For starters, it’s completely unproven. As we, even 15 years of competent, scaled web app hosting hasn’t fully prepared stakeholders for this moment. It’s not a question of will it work but, rather, can it meet stringent operator standards for performance?
Big clouds are a big business with a substantial portion of the internet’s workloads depending on them. But as consumers, we know they’re not perfect. Outages happen. And when they do, it feels like the world grinds to a halt.
So how can operators harness the best of what the cloud can offer but with highly predictable outcomes? That’s the million (billion?) dollar question! And it’s on everyone’s minds.
Notably, this has become a two-way street. As hyperscalers compete fiercely for telco business, they too have a vested interest in demonstrating that the infrastructure they are providing is up to the task of supporting the latest 5G features and capabilities.
And, of course, the network vendors developing the VNFs need to make sure they are just as bulletproof as what’s been deployed on hardened infrastructure for decades.
All are turning to the latest advancements in testing to sort through this complexity and come the closest they’ll be able to get to having a crystal ball.
Early days but already important lessons learned
We are still at the initial stages of testing with customers. Every engagement on this front requires an ongoing test and validation strategy, each bringing unique requirements and demanding a customized approach.
That said, from the early work we’re doing, we have already identified common testing practices that are likely to be a cornerstone of the due diligence cycles most operators will be undertaking as they explore 5G VNF cloud opportunities. They include:
Testing impairments between cloud data center and operator networks: Network impairments like latency and packet loss are not uncommon in mobile networks but can potentially wreak havoc in cloud-based deployments. Testing impacts of these conditions simultaneously on multiple network flows can provide insight into how the end user experience may be affected and shed light on remediation strategies.
Making accommodations to overcome lab testing limitations: L2 to L4 application flows tend not to exceed 10Gb/s but must be tested over 100G connections to emulate data center environments. This requires establishing high port density for testing of simultaneous flows, a capability Spirent has recently made available for customers.

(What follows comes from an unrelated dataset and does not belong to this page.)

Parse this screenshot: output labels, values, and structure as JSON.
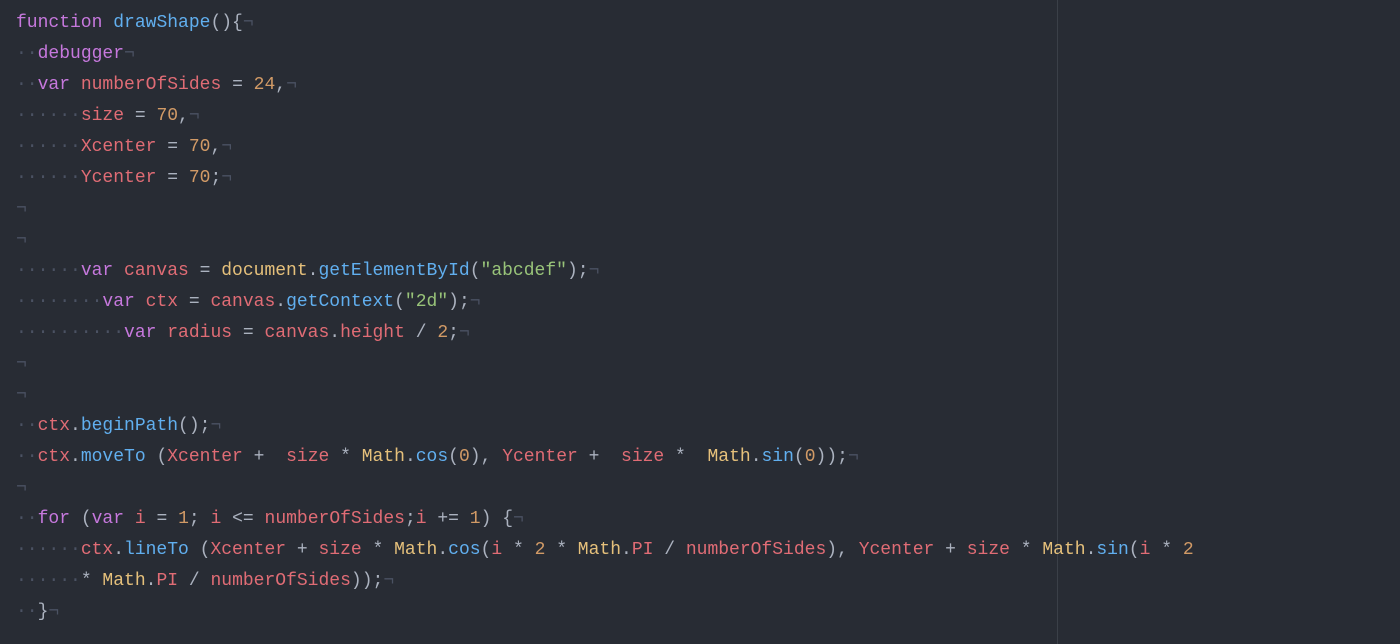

Modeling the 5G network to understand extent of network impairments: It is important to understand the impact that precise values of network impairments that are likely to materialize such as latency, packet loss and jitter to ensure timely, accurate testing and support strategic planning. Spirent’s deepexpertise has been proven to help customers hit the ground running quickly as it has already undertaken a range of related projects.
Real results for real world problems
We recently worked with a tier-one VNF vendor eager to explore the feasibility of hosting 5G VNFs in the cloud in support of a major operator deployment. We set out to tackle the initial testing steps noted above by providing up to eight 100 GbE interfaces and any-port-to-any-port functionality, supporting a variety of L2 to L4 flows that could be tested over an emulated 100G connection. Combined with Spirent test solution’s ability to capture key data points about 5G networks, we were able to model a typical 5G network for the vendor to integrate to their testing, enabling them to start testing activities earlier than anticipated.
The result of this engagement was a faster and more successful integration of the vendor’s VNF solution, successful performance risk mitigation for both the vendor and operator, and the delivery of expected quality of service meeting end user performance expectations.
We will continue to share more insights into our work with vendors, operators and hyperscalers as these initiatives continue. In the meantime, learn about the latest.
Guest contributors: David Robertson, Product Manager & Peter Whitten, Business Development Manager, Calnex Solutions